:: Provided data ::
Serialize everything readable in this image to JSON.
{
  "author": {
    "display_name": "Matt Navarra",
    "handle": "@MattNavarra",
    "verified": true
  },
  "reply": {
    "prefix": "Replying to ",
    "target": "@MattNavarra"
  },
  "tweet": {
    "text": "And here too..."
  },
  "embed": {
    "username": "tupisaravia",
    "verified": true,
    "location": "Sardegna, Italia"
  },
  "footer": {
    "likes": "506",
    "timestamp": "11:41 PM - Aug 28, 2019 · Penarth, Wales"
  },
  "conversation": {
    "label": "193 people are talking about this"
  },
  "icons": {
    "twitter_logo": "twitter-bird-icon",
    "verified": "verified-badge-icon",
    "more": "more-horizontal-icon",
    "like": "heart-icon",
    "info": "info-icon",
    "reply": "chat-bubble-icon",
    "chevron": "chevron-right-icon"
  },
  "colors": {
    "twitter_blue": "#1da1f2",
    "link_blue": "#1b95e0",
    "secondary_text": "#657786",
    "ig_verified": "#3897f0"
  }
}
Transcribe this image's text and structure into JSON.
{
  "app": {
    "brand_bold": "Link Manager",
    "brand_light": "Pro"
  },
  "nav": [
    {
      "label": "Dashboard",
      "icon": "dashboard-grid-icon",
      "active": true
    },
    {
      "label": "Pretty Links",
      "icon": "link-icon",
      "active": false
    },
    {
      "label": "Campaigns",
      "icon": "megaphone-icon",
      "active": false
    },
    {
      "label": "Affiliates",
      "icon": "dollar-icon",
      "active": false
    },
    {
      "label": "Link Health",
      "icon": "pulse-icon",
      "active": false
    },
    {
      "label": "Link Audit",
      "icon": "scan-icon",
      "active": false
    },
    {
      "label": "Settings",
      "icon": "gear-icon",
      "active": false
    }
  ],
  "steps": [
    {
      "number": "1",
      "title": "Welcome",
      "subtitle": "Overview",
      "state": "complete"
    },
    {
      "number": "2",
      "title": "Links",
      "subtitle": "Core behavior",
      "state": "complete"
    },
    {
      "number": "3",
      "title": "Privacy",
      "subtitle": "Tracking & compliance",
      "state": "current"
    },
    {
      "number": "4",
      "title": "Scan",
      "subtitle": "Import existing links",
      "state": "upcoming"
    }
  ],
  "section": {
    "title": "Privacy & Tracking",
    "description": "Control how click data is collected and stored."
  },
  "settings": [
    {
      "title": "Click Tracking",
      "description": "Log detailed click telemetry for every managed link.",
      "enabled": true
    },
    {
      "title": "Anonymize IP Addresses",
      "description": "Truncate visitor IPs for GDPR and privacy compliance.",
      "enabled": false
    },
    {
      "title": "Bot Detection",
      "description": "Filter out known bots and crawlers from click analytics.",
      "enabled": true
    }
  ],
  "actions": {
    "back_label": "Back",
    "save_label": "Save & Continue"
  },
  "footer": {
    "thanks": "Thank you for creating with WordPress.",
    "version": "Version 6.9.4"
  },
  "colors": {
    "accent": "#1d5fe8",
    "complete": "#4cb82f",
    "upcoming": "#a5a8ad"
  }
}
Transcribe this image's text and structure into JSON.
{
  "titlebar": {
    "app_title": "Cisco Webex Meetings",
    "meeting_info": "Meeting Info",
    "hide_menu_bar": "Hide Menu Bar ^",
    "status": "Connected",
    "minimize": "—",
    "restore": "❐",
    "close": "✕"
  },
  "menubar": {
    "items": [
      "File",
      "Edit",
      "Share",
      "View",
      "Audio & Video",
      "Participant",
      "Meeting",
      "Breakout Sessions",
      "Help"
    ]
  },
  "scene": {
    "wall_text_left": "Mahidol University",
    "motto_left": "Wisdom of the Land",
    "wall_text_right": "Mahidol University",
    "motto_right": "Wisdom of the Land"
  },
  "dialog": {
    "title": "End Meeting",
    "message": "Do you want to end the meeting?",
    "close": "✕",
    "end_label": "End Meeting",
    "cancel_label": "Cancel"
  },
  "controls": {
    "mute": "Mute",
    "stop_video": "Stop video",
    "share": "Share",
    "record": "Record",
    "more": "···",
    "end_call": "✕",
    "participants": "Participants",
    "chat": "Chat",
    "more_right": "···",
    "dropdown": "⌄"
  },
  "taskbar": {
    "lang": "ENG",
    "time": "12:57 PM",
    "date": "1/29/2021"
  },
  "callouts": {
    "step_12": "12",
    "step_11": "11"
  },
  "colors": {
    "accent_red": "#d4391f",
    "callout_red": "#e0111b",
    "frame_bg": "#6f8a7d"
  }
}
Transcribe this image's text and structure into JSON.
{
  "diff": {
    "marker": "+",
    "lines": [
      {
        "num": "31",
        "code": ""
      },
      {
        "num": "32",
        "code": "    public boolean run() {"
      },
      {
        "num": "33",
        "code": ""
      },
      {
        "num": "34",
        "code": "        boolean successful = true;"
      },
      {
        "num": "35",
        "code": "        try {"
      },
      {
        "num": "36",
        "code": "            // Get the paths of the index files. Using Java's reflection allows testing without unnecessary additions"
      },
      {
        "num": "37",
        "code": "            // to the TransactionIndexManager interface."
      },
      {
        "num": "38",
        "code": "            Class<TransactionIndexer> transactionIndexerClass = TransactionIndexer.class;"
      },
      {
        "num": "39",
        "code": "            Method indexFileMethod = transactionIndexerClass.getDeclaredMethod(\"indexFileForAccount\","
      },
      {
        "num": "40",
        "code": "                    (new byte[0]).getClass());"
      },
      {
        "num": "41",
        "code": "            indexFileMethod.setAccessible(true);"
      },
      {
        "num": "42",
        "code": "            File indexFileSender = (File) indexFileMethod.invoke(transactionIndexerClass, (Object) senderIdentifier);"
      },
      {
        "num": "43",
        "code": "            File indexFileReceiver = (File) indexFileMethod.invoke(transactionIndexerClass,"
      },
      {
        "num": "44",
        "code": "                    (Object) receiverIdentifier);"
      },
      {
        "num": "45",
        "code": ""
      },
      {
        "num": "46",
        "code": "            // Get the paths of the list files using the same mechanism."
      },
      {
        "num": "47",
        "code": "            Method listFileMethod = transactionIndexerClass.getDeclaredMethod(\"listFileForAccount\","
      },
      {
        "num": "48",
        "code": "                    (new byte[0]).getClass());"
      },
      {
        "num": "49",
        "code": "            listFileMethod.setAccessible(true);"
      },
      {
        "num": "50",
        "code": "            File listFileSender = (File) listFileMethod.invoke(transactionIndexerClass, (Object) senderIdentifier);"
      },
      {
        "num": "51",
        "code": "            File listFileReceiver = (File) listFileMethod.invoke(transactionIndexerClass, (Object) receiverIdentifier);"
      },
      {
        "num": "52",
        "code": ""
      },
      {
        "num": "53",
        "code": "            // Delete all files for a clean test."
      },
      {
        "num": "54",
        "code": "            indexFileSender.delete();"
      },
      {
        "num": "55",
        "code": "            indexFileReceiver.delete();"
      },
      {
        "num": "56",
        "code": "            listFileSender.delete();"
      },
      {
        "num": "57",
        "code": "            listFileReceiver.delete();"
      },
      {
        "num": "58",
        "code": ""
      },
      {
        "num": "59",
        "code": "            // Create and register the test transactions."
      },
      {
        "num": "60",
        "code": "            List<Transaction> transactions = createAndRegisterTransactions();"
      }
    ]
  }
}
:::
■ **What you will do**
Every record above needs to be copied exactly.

■ **Task solution**
Serialize everything readable in this image to JSON.
{
  "author": {
    "display_name": "Matt Navarra",
    "handle": "@MattNavarra",
    "verified": true
  },
  "reply": {
    "prefix": "Replying to ",
    "target": "@MattNavarra"
  },
  "tweet": {
    "text": "And here too..."
  },
  "embed": {
    "username": "tupisaravia",
    "verified": true,
    "location": "Sardegna, Italia"
  },
  "footer": {
    "likes": "506",
    "timestamp": "11:41 PM - Aug 28, 2019 · Penarth, Wales"
  },
  "conversation": {
    "label": "193 people are talking about this"
  },
  "icons": {
    "twitter_logo": "twitter-bird-icon",
    "verified": "verified-badge-icon",
    "more": "more-horizontal-icon",
    "like": "heart-icon",
    "info": "info-icon",
    "reply": "chat-bubble-icon",
    "chevron": "chevron-right-icon"
  },
  "colors": {
    "twitter_blue": "#1da1f2",
    "link_blue": "#1b95e0",
    "secondary_text": "#657786",
    "ig_verified": "#3897f0"
  }
}
Transcribe this image's text and structure into JSON.
{
  "app": {
    "brand_bold": "Link Manager",
    "brand_light": "Pro"
  },
  "nav": [
    {
      "label": "Dashboard",
      "icon": "dashboard-grid-icon",
      "active": true
    },
    {
      "label": "Pretty Links",
      "icon": "link-icon",
      "active": false
    },
    {
      "label": "Campaigns",
      "icon": "megaphone-icon",
      "active": false
    },
    {
      "label": "Affiliates",
      "icon": "dollar-icon",
      "active": false
    },
    {
      "label": "Link Health",
      "icon": "pulse-icon",
      "active": false
    },
    {
      "label": "Link Audit",
      "icon": "scan-icon",
      "active": false
    },
    {
      "label": "Settings",
      "icon": "gear-icon",
      "active": false
    }
  ],
  "steps": [
    {
      "number": "1",
      "title": "Welcome",
      "subtitle": "Overview",
      "state": "complete"
    },
    {
      "number": "2",
      "title": "Links",
      "subtitle": "Core behavior",
      "state": "complete"
    },
    {
      "number": "3",
      "title": "Privacy",
      "subtitle": "Tracking & compliance",
      "state": "current"
    },
    {
      "number": "4",
      "title": "Scan",
      "subtitle": "Import existing links",
      "state": "upcoming"
    }
  ],
  "section": {
    "title": "Privacy & Tracking",
    "description": "Control how click data is collected and stored."
  },
  "settings": [
    {
      "title": "Click Tracking",
      "description": "Log detailed click telemetry for every managed link.",
      "enabled": true
    },
    {
      "title": "Anonymize IP Addresses",
      "description": "Truncate visitor IPs for GDPR and privacy compliance.",
      "enabled": false
    },
    {
      "title": "Bot Detection",
      "description": "Filter out known bots and crawlers from click analytics.",
      "enabled": true
    }
  ],
  "actions": {
    "back_label": "Back",
    "save_label": "Save & Continue"
  },
  "footer": {
    "thanks": "Thank you for creating with WordPress.",
    "version": "Version 6.9.4"
  },
  "colors": {
    "accent": "#1d5fe8",
    "complete": "#4cb82f",
    "upcoming": "#a5a8ad"
  }
}
Transcribe this image's text and structure into JSON.
{
  "titlebar": {
    "app_title": "Cisco Webex Meetings",
    "meeting_info": "Meeting Info",
    "hide_menu_bar": "Hide Menu Bar ^",
    "status": "Connected",
    "minimize": "—",
    "restore": "❐",
    "close": "✕"
  },
  "menubar": {
    "items": [
      "File",
      "Edit",
      "Share",
      "View",
      "Audio & Video",
      "Participant",
      "Meeting",
      "Breakout Sessions",
      "Help"
    ]
  },
  "scene": {
    "wall_text_left": "Mahidol University",
    "motto_left": "Wisdom of the Land",
    "wall_text_right": "Mahidol University",
    "motto_right": "Wisdom of the Land"
  },
  "dialog": {
    "title": "End Meeting",
    "message": "Do you want to end the meeting?",
    "close": "✕",
    "end_label": "End Meeting",
    "cancel_label": "Cancel"
  },
  "controls": {
    "mute": "Mute",
    "stop_video": "Stop video",
    "share": "Share",
    "record": "Record",
    "more": "···",
    "end_call": "✕",
    "participants": "Participants",
    "chat": "Chat",
    "more_right": "···",
    "dropdown": "⌄"
  },
  "taskbar": {
    "lang": "ENG",
    "time": "12:57 PM",
    "date": "1/29/2021"
  },
  "callouts": {
    "step_12": "12",
    "step_11": "11"
  },
  "colors": {
    "accent_red": "#d4391f",
    "callout_red": "#e0111b",
    "frame_bg": "#6f8a7d"
  }
}
Transcribe this image's text and structure into JSON.
{
  "diff": {
    "marker": "+",
    "lines": [
      {
        "num": "31",
        "code": ""
      },
      {
        "num": "32",
        "code": "    public boolean run() {"
      },
      {
        "num": "33",
        "code": ""
      },
      {
        "num": "34",
        "code": "        boolean successful = true;"
      },
      {
        "num": "35",
        "code": "        try {"
      },
      {
        "num": "36",
        "code": "            // Get the paths of the index files. Using Java's reflection allows testing without unnecessary additions"
      },
      {
        "num": "37",
        "code": "            // to the TransactionIndexManager interface."
      },
      {
        "num": "38",
        "code": "            Class<TransactionIndexer> transactionIndexerClass = TransactionIndexer.class;"
      },
      {
        "num": "39",
        "code": "            Method indexFileMethod = transactionIndexerClass.getDeclaredMethod(\"indexFileForAccount\","
      },
      {
        "num": "40",
        "code": "                    (new byte[0]).getClass());"
      },
      {
        "num": "41",
        "code": "            indexFileMethod.setAccessible(true);"
      },
      {
        "num": "42",
        "code": "            File indexFileSender = (File) indexFileMethod.invoke(transactionIndexerClass, (Object) senderIdentifier);"
      },
      {
        "num": "43",
        "code": "            File indexFileReceiver = (File) indexFileMethod.invoke(transactionIndexerClass,"
      },
      {
        "num": "44",
        "code": "                    (Object) receiverIdentifier);"
      },
      {
        "num": "45",
        "code": ""
      },
      {
        "num": "46",
        "code": "            // Get the paths of the list files using the same mechanism."
      },
      {
        "num": "47",
        "code": "            Method listFileMethod = transactionIndexerClass.getDeclaredMethod(\"listFileForAccount\","
      },
      {
        "num": "48",
        "code": "                    (new byte[0]).getClass());"
      },
      {
        "num": "49",
        "code": "            listFileMethod.setAccessible(true);"
      },
      {
        "num": "50",
        "code": "            File listFileSender = (File) listFileMethod.invoke(transactionIndexerClass, (Object) senderIdentifier);"
      },
      {
        "num": "51",
        "code": "            File listFileReceiver = (File) listFileMethod.invoke(transactionIndexerClass, (Object) receiverIdentifier);"
      },
      {
        "num": "52",
        "code": ""
      },
      {
        "num": "53",
        "code": "            // Delete all files for a clean test."
      },
      {
        "num": "54",
        "code": "            indexFileSender.delete();"
      },
      {
        "num": "55",
        "code": "            indexFileReceiver.delete();"
      },
      {
        "num": "56",
        "code": "            listFileSender.delete();"
      },
      {
        "num": "57",
        "code": "            listFileReceiver.delete();"
      },
      {
        "num": "58",
        "code": ""
      },
      {
        "num": "59",
        "code": "            // Create and register the test transactions."
      },
      {
        "num": "60",
        "code": "            List<Transaction> transactions = createAndRegisterTransactions();"
      }
    ]
  }
}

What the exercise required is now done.